Fullerene molecules can be hollow spheres, ellipsoids, tubes, or a number of other shapes and sizes. Graphene could be considered an extreme member of the fullerene family, although it is considered a member of its own class of materials.
Along with a lot of research invested in understanding and characterizing these carbon nanostructures in isolation, scientists are also exploring the properties of hybrid nanostructures that combine two or more nanostructure elements into a single material.
For example, foam materials have tunable properties that make them suitable for practical applications such as the design of sandwich structures, the design of biocompatibility, and the design of high-strength, low-weight structures.
Carbon-based nanofoams have also been used in medicine, examining bone damage and serving as the basis for replacement bone tissue.
Carbon-based cellular structures are produced by both chemical vapor deposition (CVD) and solution processing. Spark Plasma Sintering (SPS) methods are also being implemented to utilize graphene for biological and medical applications.
As a result, scientists have looked for ways to make three-dimensional carbon foams structurally stable. Research suggests that stable junctions between different types of structures (CNTs, fullerene and graphene) must be formed for this material to be stable enough for widespread application.
New research on hybrid nanostructures
New research from mechanical engineers at Istanbul Technical University in Turkey shows a new hybrid nanostructure formed by chemical bonding.
The porous structures of graphene CNTs have been made by arranging graphene around CNTs in nanoribbons. The different geometric arrangement of the graphene nanoribbon layers around the CNTs (square, hexagonal and diamond patterns) led to the observation of different physical properties in the material, suggesting that this geometric rearrangement could be used to refine the new structure.
The study was published in the journal Physica E: Low-dimensional systems and nanostructures in 2022.
The researchers found that structures with inserted fullerenes, for example, exhibited significant stability and compressive strength without sacrificing tensile strength. The geometric arrangement of the carbon nanostructures also had a significant effect on their thermal properties.
The researchers said that these new hybrid nanostructures have significant advantages, especially for the aerospace industry. Nanoarchitectures with these hybrid structures can also be used in hydrogen storage and nanoelectronics.

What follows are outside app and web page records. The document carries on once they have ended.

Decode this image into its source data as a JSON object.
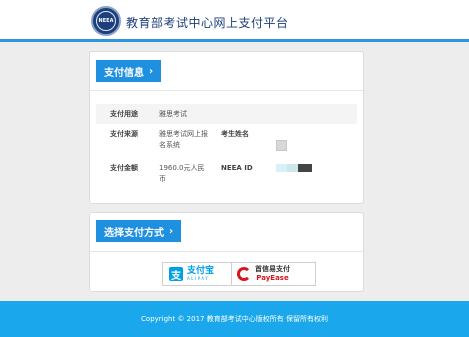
{
  "header": {
    "logo_text": "NEEA",
    "title": "教育部考试中心网上支付平台"
  },
  "payment_info": {
    "section_title": "支付信息",
    "chevron": "›",
    "rows": [
      {
        "label": "支付用途",
        "value": "雅思考试"
      },
      {
        "label": "支付来源",
        "value": "雅思考试网上报名系统"
      },
      {
        "label": "支付金额",
        "value": "1960.0元人民币"
      }
    ],
    "candidate_name_label": "考生姓名",
    "neea_id_label": "NEEA ID"
  },
  "payment_method": {
    "section_title": "选择支付方式",
    "chevron": "›",
    "alipay": {
      "cn": "支付宝",
      "en": "ALIPAY",
      "icon": "alipay-icon",
      "icon_glyph": "支"
    },
    "payease": {
      "cn": "首信易支付",
      "en": "PayEase",
      "icon": "payease-icon"
    }
  },
  "footer": {
    "text": "Copyright © 2017 教育部考试中心版权所有 保留所有权利"
  },
  "colors": {
    "accent": "#1f8fe0",
    "footer": "#1aa7ec",
    "brand": "#1d3f7c",
    "payease_red": "#d7161e"
  }
}
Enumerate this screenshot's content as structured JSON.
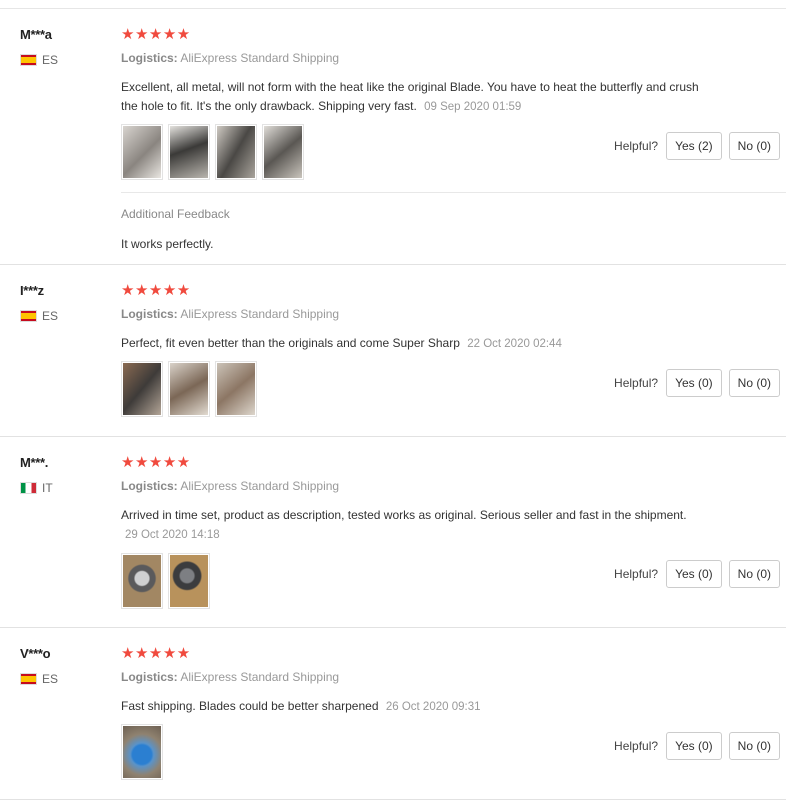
{
  "reviews": [
    {
      "user": "M***a",
      "country": "ES",
      "stars": "★★★★★",
      "logistics_label": "Logistics:",
      "logistics_value": "AliExpress Standard Shipping",
      "text": "Excellent, all metal, will not form with the heat like the original Blade. You have to heat the butterfly and crush the hole to fit. It's the only drawback. Shipping very fast.",
      "date": "09 Sep 2020 01:59",
      "photos": [
        "review photo",
        "review photo",
        "review photo",
        "review photo"
      ],
      "helpful_label": "Helpful?",
      "yes_label": "Yes (2)",
      "no_label": "No (0)",
      "additional_feedback_title": "Additional Feedback",
      "additional_feedback_text": "It works perfectly."
    },
    {
      "user": "I***z",
      "country": "ES",
      "stars": "★★★★★",
      "logistics_label": "Logistics:",
      "logistics_value": "AliExpress Standard Shipping",
      "text": "Perfect, fit even better than the originals and come Super Sharp",
      "date": "22 Oct 2020 02:44",
      "photos": [
        "review photo",
        "review photo",
        "review photo"
      ],
      "helpful_label": "Helpful?",
      "yes_label": "Yes (0)",
      "no_label": "No (0)"
    },
    {
      "user": "M***.",
      "country": "IT",
      "stars": "★★★★★",
      "logistics_label": "Logistics:",
      "logistics_value": "AliExpress Standard Shipping",
      "text": "Arrived in time set, product as description, tested works as original. Serious seller and fast in the shipment.",
      "date": "29 Oct 2020 14:18",
      "photos": [
        "review photo",
        "review photo"
      ],
      "helpful_label": "Helpful?",
      "yes_label": "Yes (0)",
      "no_label": "No (0)"
    },
    {
      "user": "V***o",
      "country": "ES",
      "stars": "★★★★★",
      "logistics_label": "Logistics:",
      "logistics_value": "AliExpress Standard Shipping",
      "text": "Fast shipping. Blades could be better sharpened",
      "date": "26 Oct 2020 09:31",
      "photos": [
        "review photo"
      ],
      "helpful_label": "Helpful?",
      "yes_label": "Yes (0)",
      "no_label": "No (0)"
    }
  ],
  "colors": {
    "star": "#f04a3e",
    "muted": "#999999",
    "border": "#e2e2e2"
  }
}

References and further reading
Belkin, A., A. Hubler and A. Bezryadin (2015). Self-assembled oscillating nano-structures and the principle of maximum entropy production. Scientific reports. doi.org/10.1038/srep08323
Degirmenci, U., and M. Kirca (2022). Carbon-based nano-lattice hybrid structures: Mechanical and thermal properties. Physica E: Low-dimensional systems and nanostructures. doi.org/10.1016/j.physe.2022.115392
Geim, AK (2009). Graphene: status and prospects. Science. /doi.org/10.1126/science.1158877
Geim, AK and KS Novoselov (2007). The rise of graphene. Natural materials. doi.org/10.1038/nmat1849
Monthioux, M., and VL Kuznetsov (2006). Who should take credit for the discovery of carbon nanotubes? Carbon. doi.org/10.1016/j.carbon.2006.03.019